In the mid-1980s, Cathy Tauber and Patty Polinger, two LA-born childhood friends, decided to ditch their day jobs and start a video rental store. Their day jobs weren’t run of the mill pen pushing gigs either: Cathy was doing office/business management for Frank Zappa and Patty worked at MGM in International Theatrical Distribution.
But a dream is a dream and theirs became the ultimate video rental store called Vidiots, which opened in 1985 with an initial stock of just 800 very carefully selected VHS tapes. Nearly 28 years later (with a stock of over 40,000 titles), despite the threat from new fangled worlds of downloads/streaming and the Netflix queue, it’s still in business.
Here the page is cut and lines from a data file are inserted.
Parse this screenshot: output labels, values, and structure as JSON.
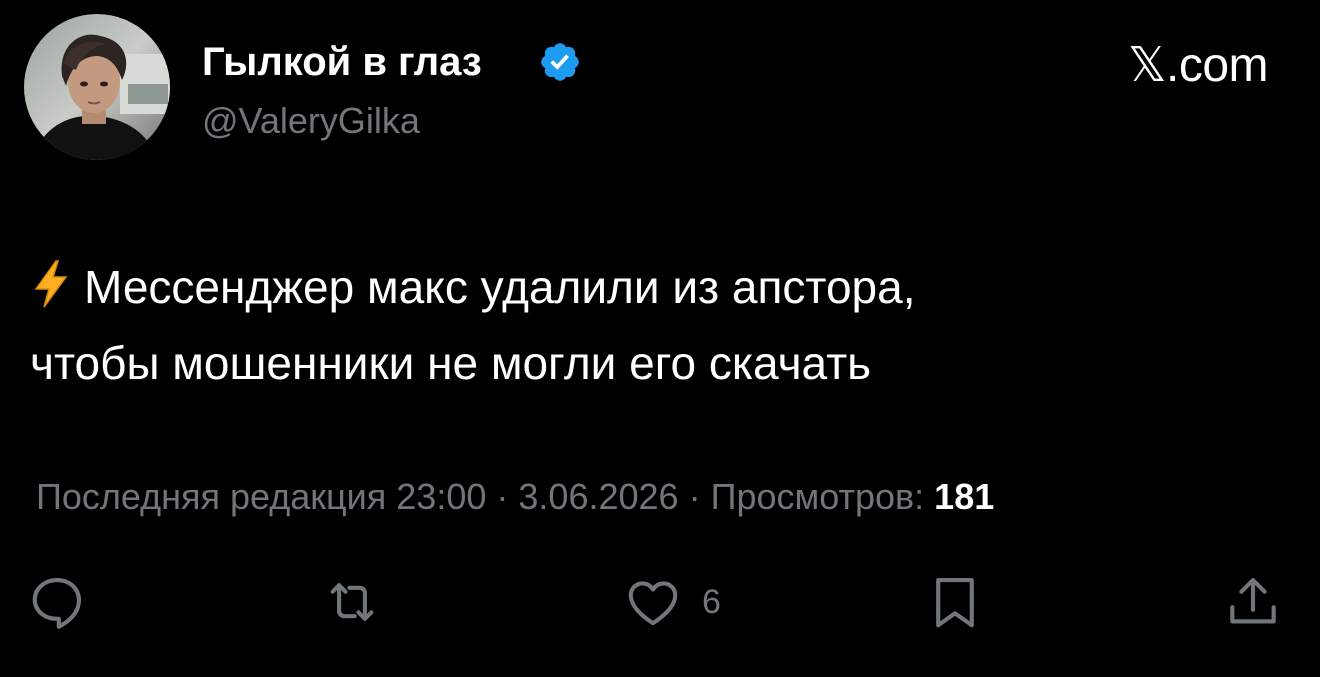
{
  "author": {
    "display_name": "Гылкой в глаз",
    "handle": "@ValeryGilka",
    "verified": true,
    "avatar": "avatar-photo"
  },
  "site_mark": "𝕏.com",
  "tweet": {
    "prefix_icon": "lightning-icon",
    "lines": [
      "Мессенджер макс удалили из апстора,",
      "чтобы мошенники не могли его скачать"
    ]
  },
  "meta": {
    "edited_label": "Последняя редакция",
    "time": "23:00",
    "separator": "·",
    "date": "3.06.2026",
    "views_label": "Просмотров:",
    "views_count": "181"
  },
  "actions": {
    "reply_icon": "reply-icon",
    "repost_icon": "repost-icon",
    "like_icon": "heart-icon",
    "like_count": "6",
    "bookmark_icon": "bookmark-icon",
    "share_icon": "share-icon"
  },
  "colors": {
    "background": "#000000",
    "text": "#ffffff",
    "muted": "#71767b",
    "verified_badge": "#1d9bf0",
    "lightning": "#ffb020"
  }
}
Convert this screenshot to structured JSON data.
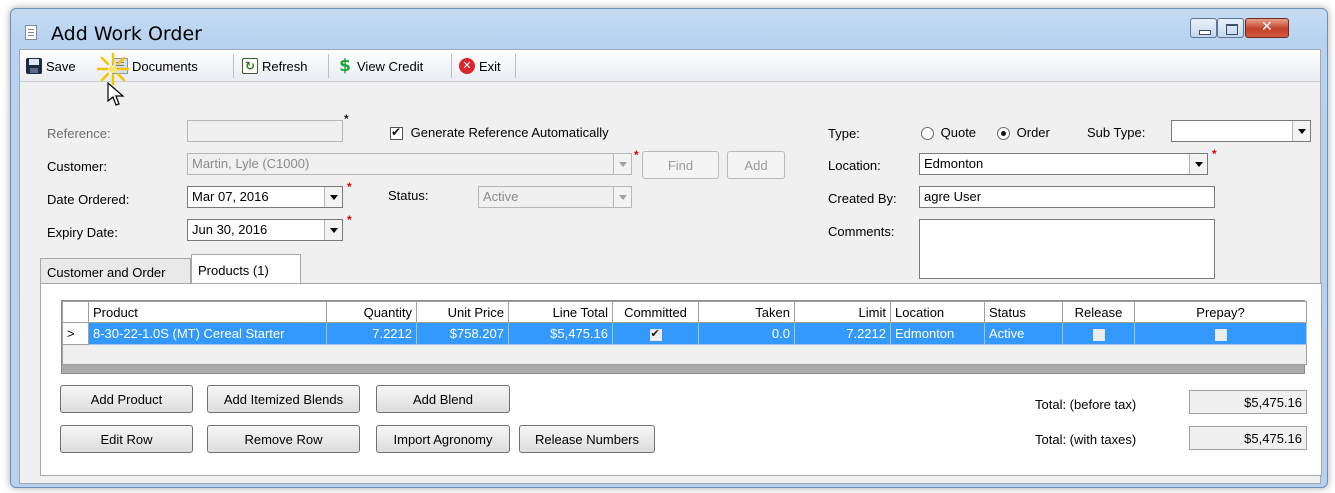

That’s because if you love movies, you’re definitely a card-carrying member of Vidiots. From cult to vintage, foreign films, silents, TV binge-watching box sets and those mainstream romantic comedies that gave the rest of the world an idealized view of Meg Ryan, it’s all on Vidiots’ shelves. In fact, because they’ve outlasted the competition, and have deeply cool and vastly knowledgeable staff (many of whom are film-makers themselves), Vidiots is almost becoming (whisper it) Mainstream.
But this is a Company Town so the word mainstream is rather relative (the most requested/rented movie is still “Y Tu Mama Tambien” – with good reason). Hollywood production companies often send assistants to Vidiots to do research on a director’s back catalogue at short notice. Many celebrities have membership cards but this is a low-key place (in fact Keanu Reeves came in, removed his motorcycle helmet and no one recognized him at first so he had to show his drivers license like everyone else. But Keanu probably got a kick out of that.) And once Marlon Brando called to place an order. Yes, Vidiots is one groovy place to hang out.
There are also wonderful cineaste events: Callie Khouri did a talk after a screening of Thelma and Louise. Kenneth Anger and Alan Rudolph both did in-store appearances. (Just checking – you have seen Rudolph’s The Moderns – the sensual languid take on 1920s Americans in Paris, right? Rent it – Vidiots has copies.)
The next event at Vidiots is September 12th at 7:30pm for The Source Family, the counter-culture documentary about the experimental lifestyle choice group that ran the utopian 1970s Source Restaurant on Sunset Strip. After the screening there’s a Q&A with the director (and former “family” member) Jodi Wille.
If you need a cinematic reference (and you probably do if you have a Vidiots membership card), The Source Restaurant is the place where Woody Allen and Diane Keaton attempt to communicate over mashed yeast in Annie Hall.
You never know whom you’ll bump into at Vidiots. Many a lifelong friendship/romance/Hollywood producing partnership has started right about the place where Claire Denis’ films are shelved. Just saying.
Vidots is located at 302 Pico Blvd in Santa Monica. Get more on them here.